    Some examples of financial scams and fraud are listed below:

    Pyramid Schemes 

    These are fraudulent schemes that promise high returns/profits to investors. However, this is pegged on the ability of the recruit to enroll more people to join the scheme. 

    The next level of recruits is also expected to recruit more investors, and it thus becomes a chain of recruitment. 

    However, the profits from these schemes are not based on a product but rather the money that recruits ‘invest’ in, which is then used to pay earlier investors. 

    Some schemes may indicate that they have a product they are selling, but this is usually a front to entice consumers and hide the pyramid nature of the scheme. 

    Ponzi Schemes 

    These are investment schemes that promise high short-term rates of return or dividends to investors. 

    Investors pay money to a portfolio manager with the understanding that they will receive payment at a later date. The victims are usually under the mistaken belief that they are investing in a product or service.

    Unlike a pyramid scheme, however, the investor in a Ponzi scheme is not expected to enroll new recruits in order to get paid. 

    When an investor wants their money back or a dividend is due, they are paid using the money received from new investors.

    The cycle continues until the organizer flees with the money, which normally happens when there are no new investors being brought on board to generate enough capital to facilitate the payment of dividends.

    File image of Kenyan bank notes
    File image of Kenyan bank notes
    File

    Bank Card Fraud 

    Fraudsters may send email or text messages that appear to come from your bank or a reputable financial institution in what is known as phishing. 

    They use various tactics to get you to share confidential information such as your PIN, account number, Log In details, and passwords.

    Advance Fee Scam

    A scammer will send an email, letter, or make a phone call to a potential victim offering them a large sum of money, service, or goods. 

    The catch, however, is that one is expected to part with a fee before you can access whatever is being promised. 

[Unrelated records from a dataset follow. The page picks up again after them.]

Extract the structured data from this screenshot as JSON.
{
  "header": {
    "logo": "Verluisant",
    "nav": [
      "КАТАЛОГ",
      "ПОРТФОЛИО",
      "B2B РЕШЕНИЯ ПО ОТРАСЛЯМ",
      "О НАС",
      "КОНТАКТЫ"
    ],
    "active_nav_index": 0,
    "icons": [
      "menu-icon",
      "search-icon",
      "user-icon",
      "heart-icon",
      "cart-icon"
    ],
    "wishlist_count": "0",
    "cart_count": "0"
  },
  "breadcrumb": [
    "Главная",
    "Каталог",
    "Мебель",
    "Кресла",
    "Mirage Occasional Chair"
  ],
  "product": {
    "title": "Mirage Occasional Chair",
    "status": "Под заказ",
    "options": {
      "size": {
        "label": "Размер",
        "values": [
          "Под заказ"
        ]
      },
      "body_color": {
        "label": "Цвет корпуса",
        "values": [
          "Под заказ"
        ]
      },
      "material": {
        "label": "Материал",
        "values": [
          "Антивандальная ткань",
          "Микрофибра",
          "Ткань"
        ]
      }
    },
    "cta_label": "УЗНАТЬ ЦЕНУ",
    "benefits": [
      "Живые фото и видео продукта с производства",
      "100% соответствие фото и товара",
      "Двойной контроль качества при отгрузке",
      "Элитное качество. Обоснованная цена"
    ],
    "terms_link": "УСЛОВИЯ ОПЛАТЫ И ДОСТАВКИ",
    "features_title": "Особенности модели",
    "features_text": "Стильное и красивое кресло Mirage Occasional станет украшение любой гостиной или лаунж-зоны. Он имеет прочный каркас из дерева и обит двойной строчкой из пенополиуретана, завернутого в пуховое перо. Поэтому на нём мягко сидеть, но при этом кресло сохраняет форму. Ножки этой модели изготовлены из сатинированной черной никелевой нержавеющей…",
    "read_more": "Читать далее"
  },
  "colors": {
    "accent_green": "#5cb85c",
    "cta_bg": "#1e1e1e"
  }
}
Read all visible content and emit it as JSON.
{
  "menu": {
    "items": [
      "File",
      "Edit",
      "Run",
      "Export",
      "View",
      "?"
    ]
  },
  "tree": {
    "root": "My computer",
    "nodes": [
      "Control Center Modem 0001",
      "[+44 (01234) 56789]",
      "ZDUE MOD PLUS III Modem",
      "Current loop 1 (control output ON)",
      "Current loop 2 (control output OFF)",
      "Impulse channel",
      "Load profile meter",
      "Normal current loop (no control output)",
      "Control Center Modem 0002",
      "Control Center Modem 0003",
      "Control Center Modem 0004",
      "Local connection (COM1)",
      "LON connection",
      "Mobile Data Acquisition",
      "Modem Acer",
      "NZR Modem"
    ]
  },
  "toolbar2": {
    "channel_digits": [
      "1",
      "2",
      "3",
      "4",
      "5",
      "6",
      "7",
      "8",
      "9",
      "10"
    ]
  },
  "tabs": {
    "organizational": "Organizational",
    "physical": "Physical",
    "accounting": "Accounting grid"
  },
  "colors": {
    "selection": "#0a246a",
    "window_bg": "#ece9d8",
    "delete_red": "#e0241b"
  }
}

    The scammer may indicate that the fee is for taxes, shipping costs. You will then be requested to wire the money or send it through a mobile payment platform.

    However, once the payment is made, the scammer disappears.

    How to protect yourself against being scammed or defrauded

    Do not respond to unsolicited emails, letters or calls promising you some form of benefit.

    Do not share personal information online (website, social media), email or on the phone.

    Create a strong unique password for your online accounts. Do not use the same password for various accounts.

    Where possible, have multifactor authentication for sensitive accounts.

    Do not include too much personal information in your social media profile.

    If someone you know requests monetary assistance through email or text, call them first to confirm if it’s a genuine request. It may be someone impersonating them.

    Exercise caution when making online payments with your bank card. Countercheck if the person or company is genuine before providing details or making payments.

    Do not click on email and text message links or attachments that request you to log in or verify your password. You should go to the official/legitimate website and log in from there.

    When in doubt about an issue, person, company, investment, etc., seek a second or third opinion from someone else who is not associated with whoever is corresponding with you.

    What you should do in case you are a victim of fraud

    In the unfortunate case that you fall victim to a fraudster, ensure you do the following:

    If you shared personal banking details, inform your bank immediately. Change the passwords to your online accounts immediately.

    Report the fraud to the police.

    Central Bank of Kenya Governor Patrick Njoroge during a press conference after the Monetary Policy Committee meeting that reviewed the outcome of its policy decisions and recent economic developments on January 28, 2020.
    Central Bank of Kenya Governor Patrick Njoroge during a press conference after the Monetary Policy Committee meeting that reviewed the outcome of its policy decisions and recent economic developments on January 28, 2020.
    Daily Nation
    steal suspect scam